  • Have a Business Plan. The discipline of putting togetheran effective business plan forces you to anticipate potentialchallenges and figure out how you're going to deal with them inadvance. Your business plan should address items such as the marketfor the product or service, the terms and methods for procuring (onfavorable terms) all the supplies and fixtures you need for thebusiness, investment and cost guides to make sure you have all thestartup capital you need, and even pro forma projections to helpyou estimate your revenue and expenses from the business. Youdon't have to be a business major to prepare a solid businessplan-just google the term, and you'll find a lot of resourcesto help you.
  • Money Vs. Thanksgiving Dinner. An old adage says,"Never go into business with your friends or relatives."Yet you'll probably violate this maxim right off the bat,because most recent graduates need family to provide the capitalnecessary to start the business. You must openly discuss thepossibility of investment loss and the way you plan to handle anyconflicts between you and your lender prior to entering intobusiness together. If you don't cover every contingency, youmay end up not being invited home for the holidays, and no businessidea is worth that price.
  • Self-Assessment. My final advice is perhaps the mostimportant. Spend sufficient time answering the question, "Isthis really what you want to do?" Do you have the drive andthe fire in the belly to succeed in your own business? Are youwilling to deal with the obstacles and heartache that willcertainly be part of such a task? Or are you thinking of thisalternative because it sounds easier than going through the jobinterviews and getting interviewing some entry-level job like yourfellow college graduates? Parents have questions to answer as well:Is this a well thought out business decision like any otherinvestment you make, or are you just trying to buy your kid a jobso they don't come back home to live after graduation?

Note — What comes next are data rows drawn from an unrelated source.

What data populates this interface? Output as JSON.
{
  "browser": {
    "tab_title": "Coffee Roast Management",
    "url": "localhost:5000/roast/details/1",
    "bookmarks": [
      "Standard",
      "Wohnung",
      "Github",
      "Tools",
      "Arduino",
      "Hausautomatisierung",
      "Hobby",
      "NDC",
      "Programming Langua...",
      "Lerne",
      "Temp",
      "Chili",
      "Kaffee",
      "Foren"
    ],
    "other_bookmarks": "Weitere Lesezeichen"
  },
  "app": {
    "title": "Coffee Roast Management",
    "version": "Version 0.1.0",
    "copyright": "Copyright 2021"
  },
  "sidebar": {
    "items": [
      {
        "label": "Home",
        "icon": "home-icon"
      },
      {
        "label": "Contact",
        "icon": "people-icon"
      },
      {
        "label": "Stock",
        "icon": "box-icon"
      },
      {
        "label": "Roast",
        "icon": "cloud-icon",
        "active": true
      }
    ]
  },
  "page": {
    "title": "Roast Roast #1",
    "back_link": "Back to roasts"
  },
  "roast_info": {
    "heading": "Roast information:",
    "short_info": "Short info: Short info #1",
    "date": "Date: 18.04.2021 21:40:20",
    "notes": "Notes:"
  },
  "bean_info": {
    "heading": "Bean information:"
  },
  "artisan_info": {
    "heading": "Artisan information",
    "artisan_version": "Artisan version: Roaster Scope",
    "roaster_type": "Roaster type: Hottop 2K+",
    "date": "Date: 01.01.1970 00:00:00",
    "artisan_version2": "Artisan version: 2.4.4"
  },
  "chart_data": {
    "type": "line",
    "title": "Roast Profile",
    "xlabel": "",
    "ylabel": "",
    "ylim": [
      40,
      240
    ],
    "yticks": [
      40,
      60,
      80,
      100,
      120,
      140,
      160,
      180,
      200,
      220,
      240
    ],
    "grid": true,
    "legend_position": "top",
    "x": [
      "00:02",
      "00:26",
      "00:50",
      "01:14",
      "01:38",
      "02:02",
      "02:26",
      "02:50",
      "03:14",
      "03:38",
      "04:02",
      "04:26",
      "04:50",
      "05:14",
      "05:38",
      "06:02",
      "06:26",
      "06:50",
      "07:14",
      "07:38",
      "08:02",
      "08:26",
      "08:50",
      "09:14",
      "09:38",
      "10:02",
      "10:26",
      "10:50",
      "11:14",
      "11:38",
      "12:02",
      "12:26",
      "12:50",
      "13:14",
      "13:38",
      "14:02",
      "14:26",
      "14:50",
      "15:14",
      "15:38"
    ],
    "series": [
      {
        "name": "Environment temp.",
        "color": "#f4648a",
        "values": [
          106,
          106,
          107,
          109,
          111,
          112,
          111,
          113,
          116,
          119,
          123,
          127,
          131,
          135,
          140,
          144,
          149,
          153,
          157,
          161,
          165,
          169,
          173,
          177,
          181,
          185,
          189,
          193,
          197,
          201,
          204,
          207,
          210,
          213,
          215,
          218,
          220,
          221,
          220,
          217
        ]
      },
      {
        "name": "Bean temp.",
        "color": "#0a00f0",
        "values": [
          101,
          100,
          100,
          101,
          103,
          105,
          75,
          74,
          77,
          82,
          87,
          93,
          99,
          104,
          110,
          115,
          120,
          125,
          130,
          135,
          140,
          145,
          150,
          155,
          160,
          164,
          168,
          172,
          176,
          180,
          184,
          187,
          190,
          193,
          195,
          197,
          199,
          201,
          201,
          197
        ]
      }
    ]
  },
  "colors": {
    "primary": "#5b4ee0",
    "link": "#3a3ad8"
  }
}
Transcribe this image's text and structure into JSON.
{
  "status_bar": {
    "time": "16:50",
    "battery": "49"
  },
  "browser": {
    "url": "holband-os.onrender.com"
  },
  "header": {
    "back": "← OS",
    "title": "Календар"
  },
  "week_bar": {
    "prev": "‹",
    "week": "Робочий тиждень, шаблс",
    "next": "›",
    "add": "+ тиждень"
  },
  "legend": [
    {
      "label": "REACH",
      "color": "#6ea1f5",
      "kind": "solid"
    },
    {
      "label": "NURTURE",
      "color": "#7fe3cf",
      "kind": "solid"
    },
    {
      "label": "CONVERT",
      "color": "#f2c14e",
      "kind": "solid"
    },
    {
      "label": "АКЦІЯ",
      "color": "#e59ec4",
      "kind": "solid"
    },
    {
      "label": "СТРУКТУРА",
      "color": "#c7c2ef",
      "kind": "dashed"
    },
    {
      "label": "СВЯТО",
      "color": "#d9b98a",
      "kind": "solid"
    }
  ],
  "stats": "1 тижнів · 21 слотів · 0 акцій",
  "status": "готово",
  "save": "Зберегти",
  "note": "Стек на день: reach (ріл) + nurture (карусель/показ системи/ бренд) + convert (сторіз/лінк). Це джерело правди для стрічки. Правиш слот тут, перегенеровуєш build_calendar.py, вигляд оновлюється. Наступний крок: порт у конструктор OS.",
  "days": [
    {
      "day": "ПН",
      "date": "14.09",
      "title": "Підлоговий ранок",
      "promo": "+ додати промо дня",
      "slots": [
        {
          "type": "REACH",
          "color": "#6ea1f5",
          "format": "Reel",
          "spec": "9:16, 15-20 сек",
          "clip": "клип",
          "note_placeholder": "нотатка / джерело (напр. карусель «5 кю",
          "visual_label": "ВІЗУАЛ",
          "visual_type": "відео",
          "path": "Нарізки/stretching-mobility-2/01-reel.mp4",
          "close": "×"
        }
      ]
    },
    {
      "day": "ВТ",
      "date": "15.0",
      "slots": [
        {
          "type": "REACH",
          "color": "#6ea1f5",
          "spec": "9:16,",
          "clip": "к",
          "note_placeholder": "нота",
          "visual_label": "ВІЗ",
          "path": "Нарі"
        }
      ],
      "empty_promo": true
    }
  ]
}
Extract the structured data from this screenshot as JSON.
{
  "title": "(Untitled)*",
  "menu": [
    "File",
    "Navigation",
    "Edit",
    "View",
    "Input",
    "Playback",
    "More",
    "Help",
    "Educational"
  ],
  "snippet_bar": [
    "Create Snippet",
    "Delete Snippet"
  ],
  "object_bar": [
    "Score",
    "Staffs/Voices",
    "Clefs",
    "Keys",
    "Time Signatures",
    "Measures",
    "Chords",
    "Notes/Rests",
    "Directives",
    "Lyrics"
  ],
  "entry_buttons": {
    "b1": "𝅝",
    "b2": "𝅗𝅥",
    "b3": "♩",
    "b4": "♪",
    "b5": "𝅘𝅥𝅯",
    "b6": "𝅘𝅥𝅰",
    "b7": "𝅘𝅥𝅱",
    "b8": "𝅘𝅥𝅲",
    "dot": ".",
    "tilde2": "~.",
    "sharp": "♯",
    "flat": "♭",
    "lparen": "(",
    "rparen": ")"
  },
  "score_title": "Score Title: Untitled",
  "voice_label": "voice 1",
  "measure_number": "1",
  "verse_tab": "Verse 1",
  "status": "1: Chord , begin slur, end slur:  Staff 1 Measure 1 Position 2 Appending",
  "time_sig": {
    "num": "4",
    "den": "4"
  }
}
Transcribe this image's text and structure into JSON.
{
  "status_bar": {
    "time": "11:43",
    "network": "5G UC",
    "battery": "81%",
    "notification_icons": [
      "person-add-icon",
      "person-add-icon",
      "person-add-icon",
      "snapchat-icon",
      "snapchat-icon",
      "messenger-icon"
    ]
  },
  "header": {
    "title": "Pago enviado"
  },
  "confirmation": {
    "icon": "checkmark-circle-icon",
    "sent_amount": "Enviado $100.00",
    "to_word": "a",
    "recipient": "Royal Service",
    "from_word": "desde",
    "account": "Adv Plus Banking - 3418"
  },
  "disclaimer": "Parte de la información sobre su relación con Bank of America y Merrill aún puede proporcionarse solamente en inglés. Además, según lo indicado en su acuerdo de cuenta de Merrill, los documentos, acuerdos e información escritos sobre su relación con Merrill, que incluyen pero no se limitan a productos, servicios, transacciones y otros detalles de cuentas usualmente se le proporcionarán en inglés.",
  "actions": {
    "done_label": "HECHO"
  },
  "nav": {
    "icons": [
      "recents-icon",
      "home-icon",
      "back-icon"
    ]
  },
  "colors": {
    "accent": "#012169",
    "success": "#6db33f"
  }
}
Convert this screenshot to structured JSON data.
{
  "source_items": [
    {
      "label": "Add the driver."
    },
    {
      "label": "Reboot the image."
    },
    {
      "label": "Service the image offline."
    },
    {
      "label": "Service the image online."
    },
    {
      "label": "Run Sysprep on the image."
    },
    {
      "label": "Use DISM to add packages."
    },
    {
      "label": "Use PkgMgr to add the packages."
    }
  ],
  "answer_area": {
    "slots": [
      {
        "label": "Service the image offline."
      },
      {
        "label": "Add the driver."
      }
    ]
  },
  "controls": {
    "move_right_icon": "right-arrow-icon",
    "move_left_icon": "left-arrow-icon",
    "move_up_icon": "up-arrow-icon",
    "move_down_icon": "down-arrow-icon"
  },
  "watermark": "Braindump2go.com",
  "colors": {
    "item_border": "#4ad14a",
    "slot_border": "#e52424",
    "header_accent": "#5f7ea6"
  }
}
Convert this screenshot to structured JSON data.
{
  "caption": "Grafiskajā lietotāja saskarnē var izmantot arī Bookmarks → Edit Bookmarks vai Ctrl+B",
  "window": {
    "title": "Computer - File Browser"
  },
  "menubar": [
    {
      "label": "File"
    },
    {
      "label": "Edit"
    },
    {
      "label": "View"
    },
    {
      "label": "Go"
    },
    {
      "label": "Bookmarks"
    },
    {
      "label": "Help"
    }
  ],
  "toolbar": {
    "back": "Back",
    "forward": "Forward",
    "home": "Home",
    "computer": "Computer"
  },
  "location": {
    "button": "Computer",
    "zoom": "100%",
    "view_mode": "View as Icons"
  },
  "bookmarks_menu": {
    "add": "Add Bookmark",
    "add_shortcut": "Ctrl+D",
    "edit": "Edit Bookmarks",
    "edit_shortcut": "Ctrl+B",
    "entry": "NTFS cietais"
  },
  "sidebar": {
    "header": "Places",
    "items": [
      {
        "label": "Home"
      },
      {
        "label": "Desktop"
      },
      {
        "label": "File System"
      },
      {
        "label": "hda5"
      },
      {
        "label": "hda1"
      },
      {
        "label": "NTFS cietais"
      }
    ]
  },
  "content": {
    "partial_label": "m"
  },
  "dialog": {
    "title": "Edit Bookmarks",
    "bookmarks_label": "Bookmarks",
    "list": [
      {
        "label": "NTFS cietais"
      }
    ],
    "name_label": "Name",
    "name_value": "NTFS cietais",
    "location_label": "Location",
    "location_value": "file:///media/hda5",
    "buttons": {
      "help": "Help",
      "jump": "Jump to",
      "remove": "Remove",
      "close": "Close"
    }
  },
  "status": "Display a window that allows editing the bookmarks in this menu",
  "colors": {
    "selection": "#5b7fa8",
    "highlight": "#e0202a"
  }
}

These are tough, but significant, questions. The simple fact isthat you can greatly increase your chances of success infranchising by starting early and working hard to address theseissues. If the points listed above seem like chores, chances are,franchising's not for you. But if you see this list as excitingsteps to true business success, you may just have what it takes tobe a franchisee.

Jeff Elgin has almost 20 years of experience franchising, both as a franchisee and a senior franchise company executive. He's currently the CEO of FranChoice Inc., a company that provides free consulting to consumers looking for a franchise that best meets their needs.

Want to be an Entrepreneur Leadership Network contributor? Apply now to join.


Is Consumer Services a Good Career Path for 2024? Here's the Verdict

Consumer services is a broad field with a variety of benefits and drawbacks. Here's what you should consider before choosing it as a career path.

Business News

'Creators Left So Much Money on the Table': Kickstarter's CEO Reveals the Story Behind the Company's Biggest Changes in 15 Years

In an interview with Entrepreneur, Kickstarter CEO Everette Taylor explains the decision-making behind the changes, how he approaches leading Kickstarter, and his advice for future CEOs.

Business Models

How to Become an AI-Centric Business (and Why It's Crucial for Long-Term Success)

Learn the essential steps to integrate AI at the core of your operations and stay competitive in an ever-evolving landscape.